**Task item**
The required result is the number of lines in this material containing the word "home". Write that number and no other text.

**Available records**
== Segment start ==

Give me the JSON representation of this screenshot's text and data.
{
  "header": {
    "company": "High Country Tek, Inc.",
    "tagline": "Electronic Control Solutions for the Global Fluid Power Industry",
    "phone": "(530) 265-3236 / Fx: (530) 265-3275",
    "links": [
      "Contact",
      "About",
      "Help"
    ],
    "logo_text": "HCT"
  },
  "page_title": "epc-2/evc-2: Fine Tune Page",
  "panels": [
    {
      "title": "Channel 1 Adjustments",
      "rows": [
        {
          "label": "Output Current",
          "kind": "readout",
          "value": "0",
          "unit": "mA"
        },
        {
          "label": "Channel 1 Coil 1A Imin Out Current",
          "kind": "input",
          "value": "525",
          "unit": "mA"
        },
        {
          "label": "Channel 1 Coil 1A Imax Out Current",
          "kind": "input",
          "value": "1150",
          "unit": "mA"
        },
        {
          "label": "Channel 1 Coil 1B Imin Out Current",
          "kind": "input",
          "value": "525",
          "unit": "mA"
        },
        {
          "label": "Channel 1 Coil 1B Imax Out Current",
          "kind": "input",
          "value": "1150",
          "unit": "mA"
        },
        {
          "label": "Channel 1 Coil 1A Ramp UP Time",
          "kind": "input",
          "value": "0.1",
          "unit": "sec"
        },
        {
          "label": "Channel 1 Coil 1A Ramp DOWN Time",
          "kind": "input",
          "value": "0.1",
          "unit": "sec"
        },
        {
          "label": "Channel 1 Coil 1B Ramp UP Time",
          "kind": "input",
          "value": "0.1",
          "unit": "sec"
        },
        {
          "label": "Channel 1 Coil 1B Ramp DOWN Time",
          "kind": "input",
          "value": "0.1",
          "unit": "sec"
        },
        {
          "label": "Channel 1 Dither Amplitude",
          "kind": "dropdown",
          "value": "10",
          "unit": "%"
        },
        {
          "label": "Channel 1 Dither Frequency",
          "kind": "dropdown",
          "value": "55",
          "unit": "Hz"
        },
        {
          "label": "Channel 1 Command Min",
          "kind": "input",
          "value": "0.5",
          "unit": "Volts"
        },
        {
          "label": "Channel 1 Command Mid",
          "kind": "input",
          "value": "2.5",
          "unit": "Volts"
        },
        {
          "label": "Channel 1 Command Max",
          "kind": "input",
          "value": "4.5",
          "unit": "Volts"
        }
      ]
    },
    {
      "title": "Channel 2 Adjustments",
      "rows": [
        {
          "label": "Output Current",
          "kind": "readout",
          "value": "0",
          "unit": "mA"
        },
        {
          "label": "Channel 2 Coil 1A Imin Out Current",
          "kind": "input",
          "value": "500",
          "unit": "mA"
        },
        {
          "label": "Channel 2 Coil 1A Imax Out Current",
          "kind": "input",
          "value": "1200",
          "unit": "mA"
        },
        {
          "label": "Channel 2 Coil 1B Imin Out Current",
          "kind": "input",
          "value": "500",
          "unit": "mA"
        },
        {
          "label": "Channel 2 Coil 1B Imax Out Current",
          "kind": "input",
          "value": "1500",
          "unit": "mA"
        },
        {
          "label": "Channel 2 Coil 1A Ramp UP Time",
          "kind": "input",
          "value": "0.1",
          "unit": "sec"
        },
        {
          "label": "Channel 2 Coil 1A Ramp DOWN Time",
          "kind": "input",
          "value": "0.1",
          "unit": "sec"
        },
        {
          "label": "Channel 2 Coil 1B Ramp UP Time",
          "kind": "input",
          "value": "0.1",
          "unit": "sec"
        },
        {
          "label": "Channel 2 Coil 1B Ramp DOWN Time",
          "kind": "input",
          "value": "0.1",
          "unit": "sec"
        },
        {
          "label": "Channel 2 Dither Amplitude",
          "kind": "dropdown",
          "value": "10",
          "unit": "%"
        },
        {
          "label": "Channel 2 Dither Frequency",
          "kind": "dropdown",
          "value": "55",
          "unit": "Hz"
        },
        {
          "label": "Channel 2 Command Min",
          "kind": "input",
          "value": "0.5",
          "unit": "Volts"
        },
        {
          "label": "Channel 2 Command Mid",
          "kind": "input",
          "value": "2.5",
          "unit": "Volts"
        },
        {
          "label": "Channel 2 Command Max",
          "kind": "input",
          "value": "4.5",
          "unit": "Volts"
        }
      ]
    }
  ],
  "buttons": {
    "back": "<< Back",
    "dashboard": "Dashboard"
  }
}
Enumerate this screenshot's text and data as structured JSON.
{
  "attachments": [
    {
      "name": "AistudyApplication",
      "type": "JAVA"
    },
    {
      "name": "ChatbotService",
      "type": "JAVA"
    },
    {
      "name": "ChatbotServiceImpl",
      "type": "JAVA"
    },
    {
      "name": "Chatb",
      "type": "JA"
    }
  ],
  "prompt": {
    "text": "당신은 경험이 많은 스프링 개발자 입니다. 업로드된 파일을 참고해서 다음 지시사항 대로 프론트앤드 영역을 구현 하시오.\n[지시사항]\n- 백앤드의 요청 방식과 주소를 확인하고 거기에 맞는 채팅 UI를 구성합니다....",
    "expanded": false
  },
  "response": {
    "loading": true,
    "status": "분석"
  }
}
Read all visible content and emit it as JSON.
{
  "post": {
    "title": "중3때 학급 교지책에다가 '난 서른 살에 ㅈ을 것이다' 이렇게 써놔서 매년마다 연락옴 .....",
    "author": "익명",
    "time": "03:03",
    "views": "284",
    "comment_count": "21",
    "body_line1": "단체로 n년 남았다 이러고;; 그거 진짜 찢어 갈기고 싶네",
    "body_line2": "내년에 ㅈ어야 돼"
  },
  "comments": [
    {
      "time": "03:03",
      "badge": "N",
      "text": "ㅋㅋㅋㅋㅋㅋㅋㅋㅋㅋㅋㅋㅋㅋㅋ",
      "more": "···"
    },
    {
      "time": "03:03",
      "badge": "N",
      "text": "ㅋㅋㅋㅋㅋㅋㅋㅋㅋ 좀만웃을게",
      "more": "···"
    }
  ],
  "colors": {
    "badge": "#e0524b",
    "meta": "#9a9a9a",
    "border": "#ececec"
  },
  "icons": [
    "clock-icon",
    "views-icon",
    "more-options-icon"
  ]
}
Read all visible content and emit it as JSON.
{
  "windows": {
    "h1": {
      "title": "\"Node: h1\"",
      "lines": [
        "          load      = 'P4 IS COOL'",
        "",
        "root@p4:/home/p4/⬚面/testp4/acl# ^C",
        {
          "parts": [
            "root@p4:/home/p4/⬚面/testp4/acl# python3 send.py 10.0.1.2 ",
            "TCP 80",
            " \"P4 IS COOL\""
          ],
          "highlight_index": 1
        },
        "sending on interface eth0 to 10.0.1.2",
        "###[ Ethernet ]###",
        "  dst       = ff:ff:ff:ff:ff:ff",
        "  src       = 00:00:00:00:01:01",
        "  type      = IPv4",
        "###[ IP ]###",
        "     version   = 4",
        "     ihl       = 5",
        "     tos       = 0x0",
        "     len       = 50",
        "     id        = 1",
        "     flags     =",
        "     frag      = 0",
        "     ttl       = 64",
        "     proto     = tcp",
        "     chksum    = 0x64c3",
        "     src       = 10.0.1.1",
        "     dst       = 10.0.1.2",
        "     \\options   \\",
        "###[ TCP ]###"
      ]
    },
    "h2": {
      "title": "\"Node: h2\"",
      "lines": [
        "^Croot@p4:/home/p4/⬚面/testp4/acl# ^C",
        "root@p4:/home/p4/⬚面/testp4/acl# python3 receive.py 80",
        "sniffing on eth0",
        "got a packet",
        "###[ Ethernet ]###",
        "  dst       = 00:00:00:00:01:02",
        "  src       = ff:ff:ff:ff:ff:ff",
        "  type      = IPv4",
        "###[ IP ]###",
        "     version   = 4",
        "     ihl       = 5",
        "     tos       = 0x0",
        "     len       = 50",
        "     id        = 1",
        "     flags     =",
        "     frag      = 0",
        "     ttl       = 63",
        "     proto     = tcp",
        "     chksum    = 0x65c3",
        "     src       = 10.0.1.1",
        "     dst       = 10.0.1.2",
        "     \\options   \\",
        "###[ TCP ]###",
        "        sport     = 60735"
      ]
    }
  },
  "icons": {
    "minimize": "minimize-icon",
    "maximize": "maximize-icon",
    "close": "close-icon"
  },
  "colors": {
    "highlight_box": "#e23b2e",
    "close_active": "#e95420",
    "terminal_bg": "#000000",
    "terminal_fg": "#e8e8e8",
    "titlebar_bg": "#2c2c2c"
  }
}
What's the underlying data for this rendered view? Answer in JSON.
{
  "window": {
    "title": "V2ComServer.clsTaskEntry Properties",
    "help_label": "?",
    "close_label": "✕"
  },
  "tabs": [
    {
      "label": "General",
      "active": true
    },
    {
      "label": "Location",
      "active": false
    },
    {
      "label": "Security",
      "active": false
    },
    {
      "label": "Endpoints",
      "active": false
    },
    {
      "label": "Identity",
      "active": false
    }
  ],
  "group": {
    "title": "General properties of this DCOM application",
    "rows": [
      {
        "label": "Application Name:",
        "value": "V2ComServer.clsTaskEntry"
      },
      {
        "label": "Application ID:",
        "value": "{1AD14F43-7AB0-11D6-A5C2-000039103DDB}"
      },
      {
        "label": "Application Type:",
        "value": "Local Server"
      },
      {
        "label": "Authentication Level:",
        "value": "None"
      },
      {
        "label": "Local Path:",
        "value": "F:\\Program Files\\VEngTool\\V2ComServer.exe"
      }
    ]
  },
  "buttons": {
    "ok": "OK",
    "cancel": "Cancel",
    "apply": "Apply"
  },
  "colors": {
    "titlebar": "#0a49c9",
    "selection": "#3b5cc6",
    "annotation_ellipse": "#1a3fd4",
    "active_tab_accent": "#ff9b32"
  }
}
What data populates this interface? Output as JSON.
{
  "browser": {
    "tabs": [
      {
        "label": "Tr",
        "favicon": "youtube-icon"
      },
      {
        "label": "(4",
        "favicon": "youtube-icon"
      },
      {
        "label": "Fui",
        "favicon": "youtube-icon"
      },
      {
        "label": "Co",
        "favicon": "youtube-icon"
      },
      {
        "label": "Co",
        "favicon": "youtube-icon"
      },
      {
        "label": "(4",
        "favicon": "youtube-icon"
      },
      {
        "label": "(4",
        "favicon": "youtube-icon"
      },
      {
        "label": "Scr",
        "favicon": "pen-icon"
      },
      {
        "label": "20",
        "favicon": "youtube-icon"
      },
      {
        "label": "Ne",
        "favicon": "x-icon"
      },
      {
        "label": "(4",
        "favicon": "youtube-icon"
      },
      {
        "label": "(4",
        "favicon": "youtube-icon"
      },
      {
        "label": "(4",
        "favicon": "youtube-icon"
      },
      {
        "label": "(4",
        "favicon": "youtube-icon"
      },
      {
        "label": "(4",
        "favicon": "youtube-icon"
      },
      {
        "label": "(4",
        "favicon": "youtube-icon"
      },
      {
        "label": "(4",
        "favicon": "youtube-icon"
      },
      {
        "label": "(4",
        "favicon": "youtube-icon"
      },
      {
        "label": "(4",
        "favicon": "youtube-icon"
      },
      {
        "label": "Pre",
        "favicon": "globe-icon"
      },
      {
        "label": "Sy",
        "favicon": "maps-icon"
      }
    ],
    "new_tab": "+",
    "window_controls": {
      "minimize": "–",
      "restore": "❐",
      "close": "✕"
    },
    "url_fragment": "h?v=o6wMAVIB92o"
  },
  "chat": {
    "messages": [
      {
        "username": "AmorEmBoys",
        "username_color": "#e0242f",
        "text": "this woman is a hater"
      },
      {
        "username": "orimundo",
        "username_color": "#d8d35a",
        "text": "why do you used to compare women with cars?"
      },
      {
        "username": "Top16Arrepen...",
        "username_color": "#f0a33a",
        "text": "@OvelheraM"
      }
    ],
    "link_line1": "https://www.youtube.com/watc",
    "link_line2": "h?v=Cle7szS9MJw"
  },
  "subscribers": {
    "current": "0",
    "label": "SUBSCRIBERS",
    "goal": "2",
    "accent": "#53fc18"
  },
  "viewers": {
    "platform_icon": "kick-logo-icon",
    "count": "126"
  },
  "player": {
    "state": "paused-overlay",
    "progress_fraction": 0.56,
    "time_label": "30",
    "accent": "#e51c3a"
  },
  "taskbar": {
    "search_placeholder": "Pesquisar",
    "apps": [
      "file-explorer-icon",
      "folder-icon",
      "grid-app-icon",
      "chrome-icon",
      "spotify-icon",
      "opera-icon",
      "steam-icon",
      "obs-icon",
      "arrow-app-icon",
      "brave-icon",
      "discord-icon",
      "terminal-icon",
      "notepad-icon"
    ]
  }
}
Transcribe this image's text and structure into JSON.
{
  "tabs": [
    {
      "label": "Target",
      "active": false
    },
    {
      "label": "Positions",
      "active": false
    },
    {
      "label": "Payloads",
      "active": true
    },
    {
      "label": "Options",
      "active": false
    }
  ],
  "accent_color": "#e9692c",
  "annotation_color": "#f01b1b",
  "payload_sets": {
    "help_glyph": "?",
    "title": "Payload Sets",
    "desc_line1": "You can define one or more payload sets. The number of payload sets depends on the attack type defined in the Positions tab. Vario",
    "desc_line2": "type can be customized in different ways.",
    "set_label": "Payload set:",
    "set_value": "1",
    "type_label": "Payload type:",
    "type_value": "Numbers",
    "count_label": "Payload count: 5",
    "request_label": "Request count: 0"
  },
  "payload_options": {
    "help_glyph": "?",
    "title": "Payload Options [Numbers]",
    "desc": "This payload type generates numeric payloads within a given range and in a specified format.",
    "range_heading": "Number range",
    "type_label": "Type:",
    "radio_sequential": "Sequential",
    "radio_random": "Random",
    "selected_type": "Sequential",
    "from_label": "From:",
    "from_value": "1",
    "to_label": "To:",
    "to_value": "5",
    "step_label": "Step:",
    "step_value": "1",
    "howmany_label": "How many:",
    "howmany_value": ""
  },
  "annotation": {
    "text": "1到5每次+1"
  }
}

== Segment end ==

**Worked solution**
4